Moving the raised beds to that part of the garden means losing the site I'd earmarked for the 7/8ths line but I already had a couple of alternative locations in mind.

So that just leaves finding somewhere to shoehorn in the 5" line...

Tuesday, 25 June 2019


Matt Acton of Berry Hill Works has finished the lining of my Accucraft Wren and I think you'll agree he has done a stunning job.

Many of you will recognise that it is named after the late great Peter Jones of Compton Down fame.
Peter must have inspired many many garden railway modellers over the year.  He encouraged people to have a go, whatever their abilities, and was one of the first to popularise the scenic "modelled" garden railway as opposed to trains running around a lawn or flower bed. He also had a 1:1 model of a Wren in his "greenhouse" so it seemed a particularly apt choice.

Whilst I obviously can't wait to get my hands on it, the Llechfan Garden Railway at Towyn, which has preserved so much of Peter's legacy, is holding a 70th anniversary celebration of the Compton Down, so I'm trying to arrange for the Wren to visit for the day, though sadly without me. I'll be collecting rescue chickens to replace our flock which a fox devastated whilst we were on holiday.

I did harbour plans to snap up one of the last Accucraft Bagnalls, but that plan has been compromised by finally losing patience with my ride on mower and deciding to replace it with something more robust. Oh and goats, my wife has decided we need goats which are arriving next month as well. The Eaugate Light Railway is becoming increasingly agricultural!

Wednesday, 5 June 2019

Plans and more Plans

It has been a funny first half of a year. Whilst the Winter months were busy with work Spring was focussed on family and improvements at Elder Cottage, particularly in the garden.

That is quite significant for the Eaugate Light Railway, because as our plans become more concrete for the garden so do the plans for the extensions, and revisions, of the 7 1/4".

One of our local crafters made this rustic version of Elder Cottage
The trees on the left of the photo have now gone.
You can see how close to the house and the overhead cables they were

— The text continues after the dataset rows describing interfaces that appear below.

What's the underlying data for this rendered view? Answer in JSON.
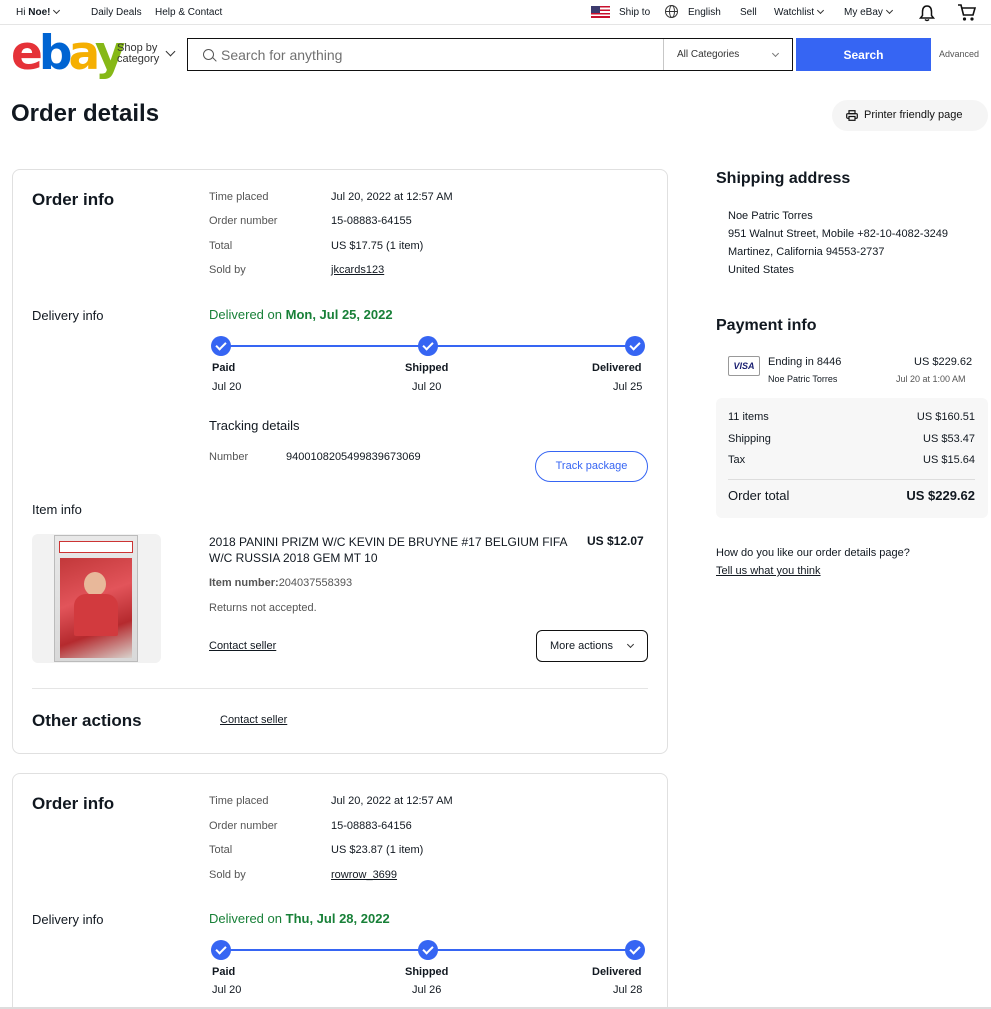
{
  "topbar": {
    "greeting_prefix": "Hi",
    "user_name": "Noe!",
    "daily_deals": "Daily Deals",
    "help_contact": "Help & Contact",
    "ship_to": "Ship to",
    "language": "English",
    "sell": "Sell",
    "watchlist": "Watchlist",
    "my_ebay": "My eBay"
  },
  "header": {
    "logo": {
      "e": "e",
      "b": "b",
      "a": "a",
      "y": "y"
    },
    "shop_by_line1": "Shop by",
    "shop_by_line2": "category",
    "search_placeholder": "Search for anything",
    "category": "All Categories",
    "search_button": "Search",
    "advanced": "Advanced"
  },
  "page": {
    "title": "Order details",
    "print_button": "Printer friendly page"
  },
  "orders": [
    {
      "order_info_heading": "Order info",
      "labels": {
        "time_placed": "Time placed",
        "order_number": "Order number",
        "total": "Total",
        "sold_by": "Sold by"
      },
      "time_placed": "Jul 20, 2022 at 12:57 AM",
      "order_number": "15-08883-64155",
      "total": "US $17.75 (1 item)",
      "sold_by": "jkcards123",
      "delivery_heading": "Delivery info",
      "delivered_prefix": "Delivered on",
      "delivered_date": "Mon, Jul 25, 2022",
      "steps": [
        {
          "name": "Paid",
          "date": "Jul 20"
        },
        {
          "name": "Shipped",
          "date": "Jul 20"
        },
        {
          "name": "Delivered",
          "date": "Jul 25"
        }
      ],
      "tracking_heading": "Tracking details",
      "tracking_label": "Number",
      "tracking_number": "9400108205499839673069",
      "track_button": "Track package",
      "item_heading": "Item info",
      "item_title": "2018 PANINI PRIZM W/C KEVIN DE BRUYNE #17 BELGIUM FIFA W/C RUSSIA 2018 GEM MT 10",
      "item_price": "US $12.07",
      "item_number_label": "Item number:",
      "item_number": "204037558393",
      "returns": "Returns not accepted.",
      "contact_seller": "Contact seller",
      "more_actions": "More actions",
      "other_actions_heading": "Other actions",
      "other_contact_seller": "Contact seller"
    },
    {
      "order_info_heading": "Order info",
      "labels": {
        "time_placed": "Time placed",
        "order_number": "Order number",
        "total": "Total",
        "sold_by": "Sold by"
      },
      "time_placed": "Jul 20, 2022 at 12:57 AM",
      "order_number": "15-08883-64156",
      "total": "US $23.87 (1 item)",
      "sold_by": "rowrow_3699",
      "delivery_heading": "Delivery info",
      "delivered_prefix": "Delivered on",
      "delivered_date": "Thu, Jul 28, 2022",
      "steps": [
        {
          "name": "Paid",
          "date": "Jul 20"
        },
        {
          "name": "Shipped",
          "date": "Jul 26"
        },
        {
          "name": "Delivered",
          "date": "Jul 28"
        }
      ]
    }
  ],
  "shipping": {
    "heading": "Shipping address",
    "name": "Noe Patric Torres",
    "street": "951 Walnut Street, Mobile +82-10-4082-3249",
    "city": "Martinez, California 94553-2737",
    "country": "United States"
  },
  "payment": {
    "heading": "Payment info",
    "card_brand": "VISA",
    "ending": "Ending in 8446",
    "holder": "Noe Patric Torres",
    "amount": "US $229.62",
    "date": "Jul 20 at 1:00 AM",
    "summary": [
      {
        "label": "11 items",
        "value": "US $160.51"
      },
      {
        "label": "Shipping",
        "value": "US $53.47"
      },
      {
        "label": "Tax",
        "value": "US $15.64"
      }
    ],
    "total_label": "Order total",
    "total_value": "US $229.62"
  },
  "feedback": {
    "question": "How do you like our order details page?",
    "link": "Tell us what you think"
  }
}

In the short term the biggest change is that we've taken out several of the mature self-seeded trees that had grown alongside the house, and the old apple trees a third of the way up the garden.

Now I normally hate having to have trees cut down, but I salve my conscience with the fact that we are still to count all the trees on our land, and the long term plans involve more suitable replacements.

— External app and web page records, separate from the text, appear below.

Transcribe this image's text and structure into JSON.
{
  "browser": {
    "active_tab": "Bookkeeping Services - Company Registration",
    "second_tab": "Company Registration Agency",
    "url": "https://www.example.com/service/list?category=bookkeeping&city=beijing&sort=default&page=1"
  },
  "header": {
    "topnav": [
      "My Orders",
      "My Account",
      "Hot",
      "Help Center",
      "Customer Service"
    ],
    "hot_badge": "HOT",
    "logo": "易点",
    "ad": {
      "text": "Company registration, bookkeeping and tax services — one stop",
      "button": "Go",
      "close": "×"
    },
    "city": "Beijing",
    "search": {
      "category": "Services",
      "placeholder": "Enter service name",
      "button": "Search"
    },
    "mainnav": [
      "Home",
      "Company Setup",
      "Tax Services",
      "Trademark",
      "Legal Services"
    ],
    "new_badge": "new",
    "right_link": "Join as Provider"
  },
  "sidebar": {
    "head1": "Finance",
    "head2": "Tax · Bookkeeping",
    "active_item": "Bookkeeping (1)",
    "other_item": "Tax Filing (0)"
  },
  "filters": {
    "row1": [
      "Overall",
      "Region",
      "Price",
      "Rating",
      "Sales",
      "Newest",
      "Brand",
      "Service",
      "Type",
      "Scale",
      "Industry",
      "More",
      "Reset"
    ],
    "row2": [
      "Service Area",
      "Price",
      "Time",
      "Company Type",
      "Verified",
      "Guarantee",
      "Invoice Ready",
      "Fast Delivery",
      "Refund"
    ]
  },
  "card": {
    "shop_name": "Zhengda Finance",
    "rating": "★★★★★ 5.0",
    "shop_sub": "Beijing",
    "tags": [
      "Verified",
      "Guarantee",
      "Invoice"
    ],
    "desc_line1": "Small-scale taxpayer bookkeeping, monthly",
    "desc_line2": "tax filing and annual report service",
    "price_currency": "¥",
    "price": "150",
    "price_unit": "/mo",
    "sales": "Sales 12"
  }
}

The sycamores and elders were stealing light from one of the rooms, their roots were in danger of causing structural problems and their branches were dangerously close to overhead cables. It is pure coincidence that they also formed a major barrier to extending the line down that side of the house.

With them out of the way we can now plan what will be a short but significant new section of track that will eventually lead both to additional wood storage areas and a road-accessible terminus. The trees will be replaced by native hedging. One thing that is already clear is that I need to alter the alignment of the last 5m of the "tramway" section, so I'm glad I made the decision to lay the tramway as temporary track.

It was a tough choice deciding whether or not to remove the apple trees. They were very productive, in fact far too much so, giving us a massive glut of fruit and a major problem clearing away windfalls each Autumn. Visually we also found them a major barrier to us even beginning to imagine our vision for the garden. That eventual vision will obviously have a big impact on the big extension to the ELR and its eventual route to the garden office. The apple trees will be replaced by a more manageable and diverse mini-orchard as part of the redesign, which will also let us remove some of the other fruit trees that have also grown out of hand.

We are hoping to have the garden office built by the end of the year, and that will also give me more space for a modelling workshop and a more permanent layout. It is odd thinking about returning to 4mm standard gauge after what has been a four-year gap, but that is a story for another day.